Born with Down syndrome, two holes in his heart and a failing liver, Amadeus couldn't walk until he was almost 4 years old. Now he plays basketball alongside his able-bodied peers at Harlem Community Center.
The 10-year-old's energy and infectious enthusiasm made him an instant favorite among teammates. At the first practice, he was dead last in full-court sprints. But his teammates were encouraged by his hustle and showered him with support.
"They would cheer for him to get to the end," his mom, Stefanie McKinney, said. "They even started chanting 'MVP' his very first practice. I cried; it took me everything I had not to bawl."
When McKinney asked Amadeus whether basketball was something he wanted to pursue, she didn't think twice about signing him up at HCC.
"I was really more worried about the coach than anything, being willing to work with him or having any background in special needs," she said. "I just put on the paperwork that he had Down syndrome and that was it, and it's just kind of worked out."

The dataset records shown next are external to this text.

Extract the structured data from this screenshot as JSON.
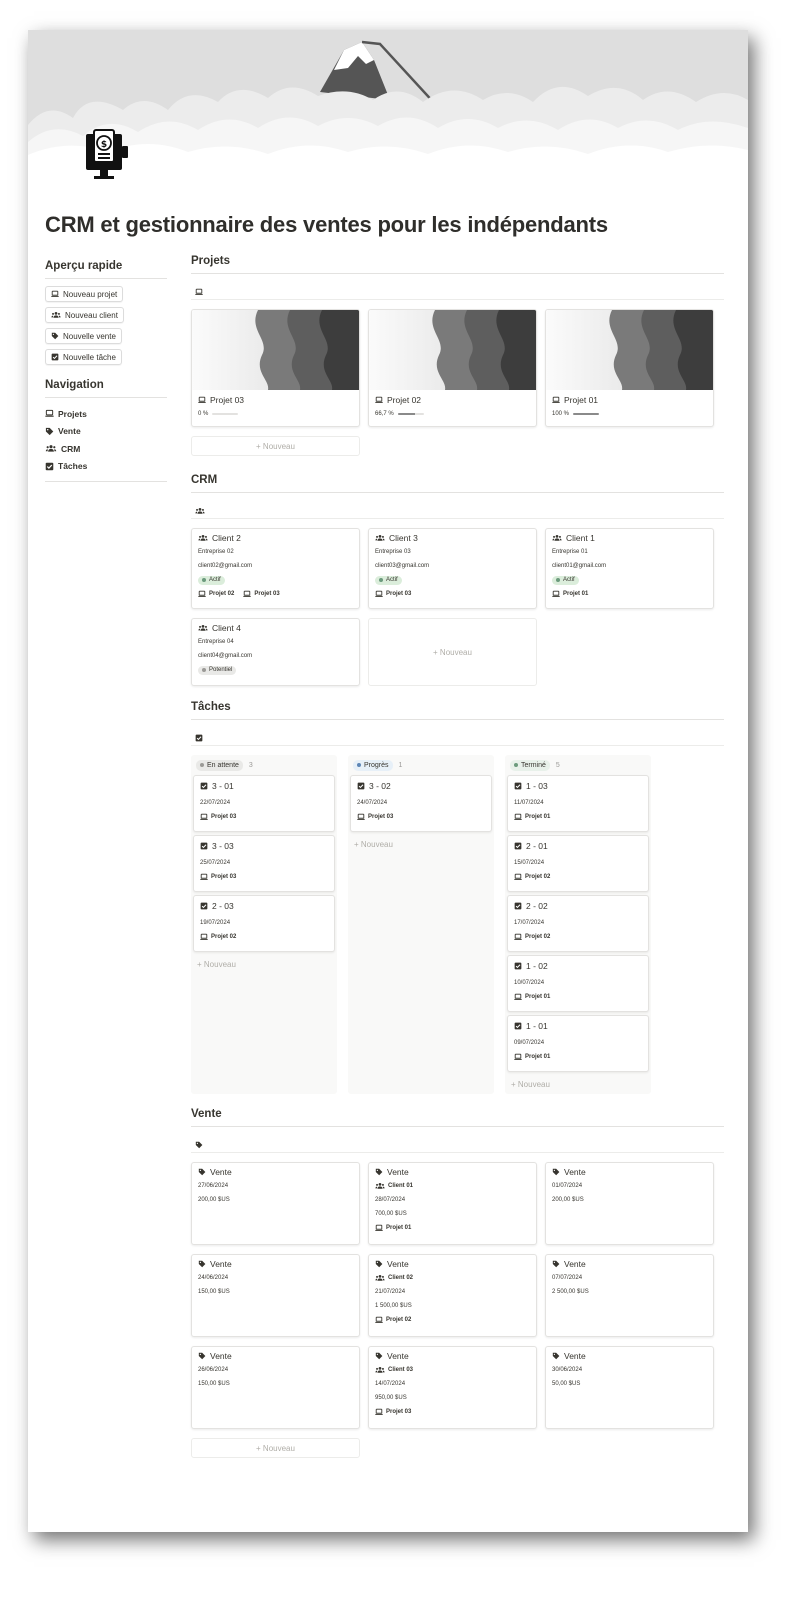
{
  "title": "CRM et gestionnaire des ventes pour les indépendants",
  "icons": {
    "project": "laptop-icon",
    "client": "people-icon",
    "sale": "tag-icon",
    "task": "checkbox-icon"
  },
  "sidebar": {
    "quick_heading": "Aperçu rapide",
    "quick_buttons": [
      "Nouveau projet",
      "Nouveau client",
      "Nouvelle vente",
      "Nouvelle tâche"
    ],
    "nav_heading": "Navigation",
    "nav_items": [
      "Projets",
      "Vente",
      "CRM",
      "Tâches"
    ]
  },
  "new_label": "+ Nouveau",
  "projects": {
    "heading": "Projets",
    "items": [
      {
        "name": "Projet 03",
        "progress_label": "0 %",
        "progress": 0
      },
      {
        "name": "Projet 02",
        "progress_label": "66,7 %",
        "progress": 0.667
      },
      {
        "name": "Projet 01",
        "progress_label": "100 %",
        "progress": 1
      }
    ]
  },
  "crm": {
    "heading": "CRM",
    "clients": [
      {
        "name": "Client 2",
        "company": "Entreprise 02",
        "email": "client02@gmail.com",
        "status": "Actif",
        "projects": [
          "Projet 02",
          "Projet 03"
        ]
      },
      {
        "name": "Client 3",
        "company": "Entreprise 03",
        "email": "client03@gmail.com",
        "status": "Actif",
        "projects": [
          "Projet 03"
        ]
      },
      {
        "name": "Client 1",
        "company": "Entreprise 01",
        "email": "client01@gmail.com",
        "status": "Actif",
        "projects": [
          "Projet 01"
        ]
      },
      {
        "name": "Client 4",
        "company": "Entreprise 04",
        "email": "client04@gmail.com",
        "status": "Potentiel",
        "projects": []
      }
    ],
    "status_colors": {
      "Actif": "#dbeddb",
      "Potentiel": "#e9e9e7"
    },
    "status_dot_colors": {
      "Actif": "#6c9b7d",
      "Potentiel": "#9b9a97"
    }
  },
  "tasks": {
    "heading": "Tâches",
    "columns": [
      {
        "name": "En attente",
        "count": "3",
        "color": "#e9e9e7",
        "dot": "#9b9a97",
        "cards": [
          {
            "name": "3 - 01",
            "date": "22/07/2024",
            "project": "Projet 03"
          },
          {
            "name": "3 - 03",
            "date": "25/07/2024",
            "project": "Projet 03"
          },
          {
            "name": "2 - 03",
            "date": "19/07/2024",
            "project": "Projet 02"
          }
        ]
      },
      {
        "name": "Progrès",
        "count": "1",
        "color": "#e7f0f8",
        "dot": "#5e87b6",
        "cards": [
          {
            "name": "3 - 02",
            "date": "24/07/2024",
            "project": "Projet 03"
          }
        ]
      },
      {
        "name": "Terminé",
        "count": "5",
        "color": "#e8f1ea",
        "dot": "#6c9b7d",
        "cards": [
          {
            "name": "1 - 03",
            "date": "11/07/2024",
            "project": "Projet 01"
          },
          {
            "name": "2 - 01",
            "date": "15/07/2024",
            "project": "Projet 02"
          },
          {
            "name": "2 - 02",
            "date": "17/07/2024",
            "project": "Projet 02"
          },
          {
            "name": "1 - 02",
            "date": "10/07/2024",
            "project": "Projet 01"
          },
          {
            "name": "1 - 01",
            "date": "09/07/2024",
            "project": "Projet 01"
          }
        ]
      }
    ]
  },
  "sales": {
    "heading": "Vente",
    "items": [
      {
        "name": "Vente",
        "client": "",
        "date": "27/06/2024",
        "amount": "200,00 $US",
        "project": ""
      },
      {
        "name": "Vente",
        "client": "Client 01",
        "date": "28/07/2024",
        "amount": "700,00 $US",
        "project": "Projet 01"
      },
      {
        "name": "Vente",
        "client": "",
        "date": "01/07/2024",
        "amount": "200,00 $US",
        "project": ""
      },
      {
        "name": "Vente",
        "client": "",
        "date": "24/06/2024",
        "amount": "150,00 $US",
        "project": ""
      },
      {
        "name": "Vente",
        "client": "Client 02",
        "date": "21/07/2024",
        "amount": "1 500,00 $US",
        "project": "Projet 02"
      },
      {
        "name": "Vente",
        "client": "",
        "date": "07/07/2024",
        "amount": "2 500,00 $US",
        "project": ""
      },
      {
        "name": "Vente",
        "client": "",
        "date": "26/06/2024",
        "amount": "150,00 $US",
        "project": ""
      },
      {
        "name": "Vente",
        "client": "Client 03",
        "date": "14/07/2024",
        "amount": "950,00 $US",
        "project": "Projet 03"
      },
      {
        "name": "Vente",
        "client": "",
        "date": "30/06/2024",
        "amount": "50,00 $US",
        "project": ""
      }
    ]
  }
}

It worked out because Russo was placed on Chad Reuber's team. Reuber has been coaching his third- and fourth-graders since they were kindergartners, but he also coaches Special Olympics.

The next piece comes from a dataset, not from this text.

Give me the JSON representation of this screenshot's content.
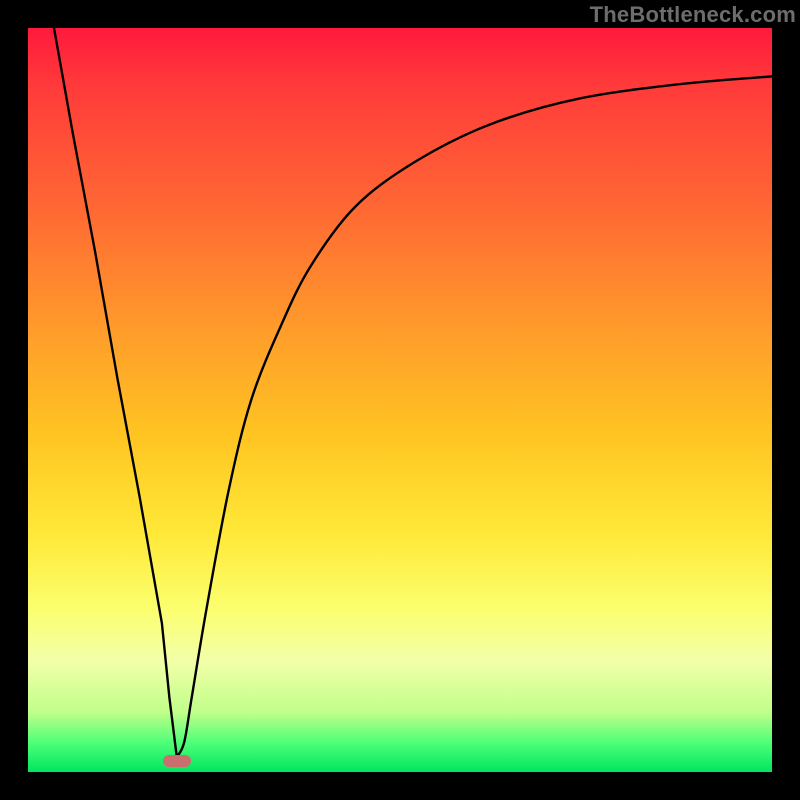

"The director called and asked me for a big favor and said, 'Hey there's a new kid on the team and he's got Down syndrome. Can you take him?'" Reuber said. "It was an automatic yes for me."
Amadeus is the only child in the HCC league with a disability, but to his 11 teammates, he's just another kid.
"It's cool to be able to help him. Even if he shoots and he misses he's still really happy," said 9-year-old Barron Sholl. "I treat him exactly how I treat others. I think he needs to know that there's nothing wrong. He's fine just how he is."
Amadeus is most often in the game in a defensive role, so it comes as no surprise he says his favorite thing to do is "steal the ball and shoot."
On Jan. 17, the team was up 24-9 when teammates positioned Amadeus under the net and passed him the ball. He pushed it up with both hands. The ball hit the top left corner of the backboard square and banked into the net. Teammates, coaches and the everyone in the bleachers jumped up and cheered.
"I'm in the stands trying not to bawl," McKinney said. "It's overwhelming joy and excitement. Yeah, it's cool that he's playing basketball. So are a lot of other 10-year-olds, but not all 10-year-olds respond to him like this team has, especially for such a tightknit team that has played together for years. They treat him like he's been there since Day One."
Reuber said it was easy to accept Amadeus as a member of the team because he instantly became the heart of the team.
"He's just a great kid to have around," Reuber said. "He brings a lot of laughter to the team, a lot of smiles to the team and just brings us together as a team. They have treated him not as somebody who has Down syndrome or special needs or anything like that. He's another teammate and another friend."